Mathematics Stack Exchange is a question and answer site for people studying math at any level and professionals in related fields. Join them; it only takes a minute:

Sign up
Here's how it works:
  1. Anybody can ask a question
  2. Anybody can answer
  3. The best answers are voted up and rise to the top

Grothendieck defined retrocompact subsets of a topological space in EGA III-1. p.12. The notion of retrocompact open subsets is used in the definition of constructible subsets of a scheme which is important in algebraic geometry.

Let $X$ be a topological space. We say a subset $Z$ of $X$ is retrocompact if $Z \cap U$ is quasi-compact for every quasi-compact open subset $U$ of $X$.

If $X$ is a separated scheme, every quasi-compact open subset is retrocompact.

Suppose $X$ is a locally Noetherian scheme. Let $U$ be an open subset of $X$. Let $V$ be a quasi-compact open subset of $X$. Since $V$ is a Noetherian topological space, $U \cap V$ is quasi-compact. Hence $U$ is retrocompact.

So let us suppose $X$ is a separated scheme which is not locally Noetherian. I would like to know an example of an open subset $U$ of $X$ satisfiying the following conditions.

(1) $U$ is not quasi-compact.

(2) $U$ is retrocompact.

share|cite|improve this question
up vote 3 down vote accepted

The retro-compactness is a property relative to $U\to X$ and it is not very restrictive on $U$ itself. In particular, $X$ is always retro-compact in $X$.

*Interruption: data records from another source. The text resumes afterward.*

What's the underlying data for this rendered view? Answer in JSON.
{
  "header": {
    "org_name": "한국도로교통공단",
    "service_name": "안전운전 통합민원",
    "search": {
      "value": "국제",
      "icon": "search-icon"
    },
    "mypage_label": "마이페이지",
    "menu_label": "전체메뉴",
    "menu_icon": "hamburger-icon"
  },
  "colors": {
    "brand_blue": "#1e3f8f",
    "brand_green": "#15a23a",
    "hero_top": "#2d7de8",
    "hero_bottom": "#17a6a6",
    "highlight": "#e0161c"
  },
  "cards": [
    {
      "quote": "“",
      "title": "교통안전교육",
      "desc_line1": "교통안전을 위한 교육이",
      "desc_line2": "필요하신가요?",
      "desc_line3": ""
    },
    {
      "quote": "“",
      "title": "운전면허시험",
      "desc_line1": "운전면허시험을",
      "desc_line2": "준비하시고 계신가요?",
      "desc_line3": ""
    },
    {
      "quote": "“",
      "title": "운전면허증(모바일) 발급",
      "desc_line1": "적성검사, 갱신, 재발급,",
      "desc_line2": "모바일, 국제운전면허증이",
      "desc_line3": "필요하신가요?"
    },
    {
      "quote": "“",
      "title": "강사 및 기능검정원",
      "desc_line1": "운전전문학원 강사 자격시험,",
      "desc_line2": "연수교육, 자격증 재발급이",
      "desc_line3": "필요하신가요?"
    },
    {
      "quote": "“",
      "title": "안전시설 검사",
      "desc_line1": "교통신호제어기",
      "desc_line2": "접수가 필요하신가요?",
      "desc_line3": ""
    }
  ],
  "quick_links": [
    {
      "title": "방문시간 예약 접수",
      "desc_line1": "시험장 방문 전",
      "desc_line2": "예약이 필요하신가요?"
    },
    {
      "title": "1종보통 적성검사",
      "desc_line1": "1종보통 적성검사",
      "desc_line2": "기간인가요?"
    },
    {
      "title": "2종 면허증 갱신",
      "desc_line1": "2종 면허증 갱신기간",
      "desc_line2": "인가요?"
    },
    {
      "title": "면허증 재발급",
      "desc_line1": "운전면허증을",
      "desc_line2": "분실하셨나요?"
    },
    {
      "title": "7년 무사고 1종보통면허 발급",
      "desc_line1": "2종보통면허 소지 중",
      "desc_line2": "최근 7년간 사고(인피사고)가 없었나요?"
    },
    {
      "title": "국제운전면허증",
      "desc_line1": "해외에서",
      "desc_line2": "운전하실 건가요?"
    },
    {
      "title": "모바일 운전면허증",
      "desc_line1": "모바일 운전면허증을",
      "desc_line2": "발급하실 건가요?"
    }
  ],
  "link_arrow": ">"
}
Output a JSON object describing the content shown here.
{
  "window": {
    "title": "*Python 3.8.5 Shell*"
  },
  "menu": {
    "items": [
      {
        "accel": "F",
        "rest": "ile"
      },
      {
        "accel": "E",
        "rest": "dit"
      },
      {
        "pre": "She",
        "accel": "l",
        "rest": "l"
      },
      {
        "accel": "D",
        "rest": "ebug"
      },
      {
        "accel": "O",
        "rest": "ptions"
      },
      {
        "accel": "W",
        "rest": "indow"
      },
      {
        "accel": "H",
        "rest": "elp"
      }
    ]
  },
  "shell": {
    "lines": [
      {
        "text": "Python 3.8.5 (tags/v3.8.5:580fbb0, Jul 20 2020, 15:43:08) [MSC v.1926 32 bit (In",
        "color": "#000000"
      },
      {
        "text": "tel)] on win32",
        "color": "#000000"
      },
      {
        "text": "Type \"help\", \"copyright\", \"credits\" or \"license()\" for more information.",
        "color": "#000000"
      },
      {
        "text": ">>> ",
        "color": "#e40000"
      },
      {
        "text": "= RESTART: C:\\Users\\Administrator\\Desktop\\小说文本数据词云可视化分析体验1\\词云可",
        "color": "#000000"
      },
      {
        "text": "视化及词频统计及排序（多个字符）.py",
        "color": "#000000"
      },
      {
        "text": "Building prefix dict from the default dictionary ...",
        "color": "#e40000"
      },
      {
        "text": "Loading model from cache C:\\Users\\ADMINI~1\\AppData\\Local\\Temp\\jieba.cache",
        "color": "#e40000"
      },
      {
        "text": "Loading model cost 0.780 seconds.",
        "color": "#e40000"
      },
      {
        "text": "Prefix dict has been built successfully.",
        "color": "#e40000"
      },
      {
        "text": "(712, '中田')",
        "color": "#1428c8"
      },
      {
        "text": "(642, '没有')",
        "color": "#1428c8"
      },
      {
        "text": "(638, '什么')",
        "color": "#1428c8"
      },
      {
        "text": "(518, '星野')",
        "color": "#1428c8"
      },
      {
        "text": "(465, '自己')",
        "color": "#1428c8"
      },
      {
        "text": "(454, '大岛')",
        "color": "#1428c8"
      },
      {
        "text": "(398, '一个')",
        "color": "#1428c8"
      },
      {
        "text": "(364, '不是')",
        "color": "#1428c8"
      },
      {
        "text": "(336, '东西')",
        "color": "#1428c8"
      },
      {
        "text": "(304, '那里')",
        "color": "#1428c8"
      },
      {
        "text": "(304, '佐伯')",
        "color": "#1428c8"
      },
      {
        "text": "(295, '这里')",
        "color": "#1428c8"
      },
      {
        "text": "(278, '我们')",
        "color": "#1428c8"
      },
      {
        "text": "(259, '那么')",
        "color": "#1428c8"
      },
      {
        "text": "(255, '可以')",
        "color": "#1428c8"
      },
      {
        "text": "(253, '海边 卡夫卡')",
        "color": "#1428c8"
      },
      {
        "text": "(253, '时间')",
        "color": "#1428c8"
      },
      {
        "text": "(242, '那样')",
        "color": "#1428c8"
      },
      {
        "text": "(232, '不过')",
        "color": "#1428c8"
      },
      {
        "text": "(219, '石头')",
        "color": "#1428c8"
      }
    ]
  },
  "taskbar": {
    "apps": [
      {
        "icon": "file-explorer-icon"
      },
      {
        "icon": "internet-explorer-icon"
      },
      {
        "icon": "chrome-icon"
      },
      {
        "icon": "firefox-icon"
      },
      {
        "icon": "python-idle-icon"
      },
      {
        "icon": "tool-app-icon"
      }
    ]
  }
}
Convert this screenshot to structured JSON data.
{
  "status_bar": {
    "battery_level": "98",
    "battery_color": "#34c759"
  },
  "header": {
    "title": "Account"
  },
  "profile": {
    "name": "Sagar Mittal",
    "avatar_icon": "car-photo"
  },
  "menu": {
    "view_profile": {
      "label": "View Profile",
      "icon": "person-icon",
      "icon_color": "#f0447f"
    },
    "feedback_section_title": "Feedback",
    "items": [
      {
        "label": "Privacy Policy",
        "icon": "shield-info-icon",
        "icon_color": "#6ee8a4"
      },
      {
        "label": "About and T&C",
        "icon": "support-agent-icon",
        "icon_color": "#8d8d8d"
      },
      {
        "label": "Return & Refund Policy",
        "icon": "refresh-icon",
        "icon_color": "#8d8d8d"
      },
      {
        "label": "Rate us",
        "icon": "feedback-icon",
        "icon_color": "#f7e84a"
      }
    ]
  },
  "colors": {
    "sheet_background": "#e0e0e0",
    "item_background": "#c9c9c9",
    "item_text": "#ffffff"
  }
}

Let $X$ be a quasi-affine (hence separated) scheme which is not quasi-compact (e.g. the complement in $\mathrm{Spec}\mathbb C[x_1,\dots, x_n, \dots]$ of the closed point defined by the maximal ideal $(x_1,\dots, x_n, \dots)$), then $X$ is retro-compact in $X$ but is not quasi-compact.

To have an example with $U\ne X$, take $U$ be the above quasi-affine scheme and take $X$ be the disjoint union of two copies of $U$.

Edit Any affine open immersion $U\to X$ is trivially retro-compact. So let $X$ be the affine punctured scheme as above, let $U=D(x_1-1)\cap X$. Then $U\to X$ is affine, but $U$ is not retro-compact. This gives an example with $X$ irreducible and $U\ne X$.

share|cite|improve this answer
Thanks. I should have added a condition $U \neq X$. – Makoto Kato Dec 12 '12 at 20:16
This will be harder if you ask further that $X$ be irreducible. – user18119 Dec 12 '12 at 20:44

Your Answer


By posting your answer, you agree to the privacy policy and terms of service.

Not the answer you're looking for? Browse other questions tagged or ask your own question.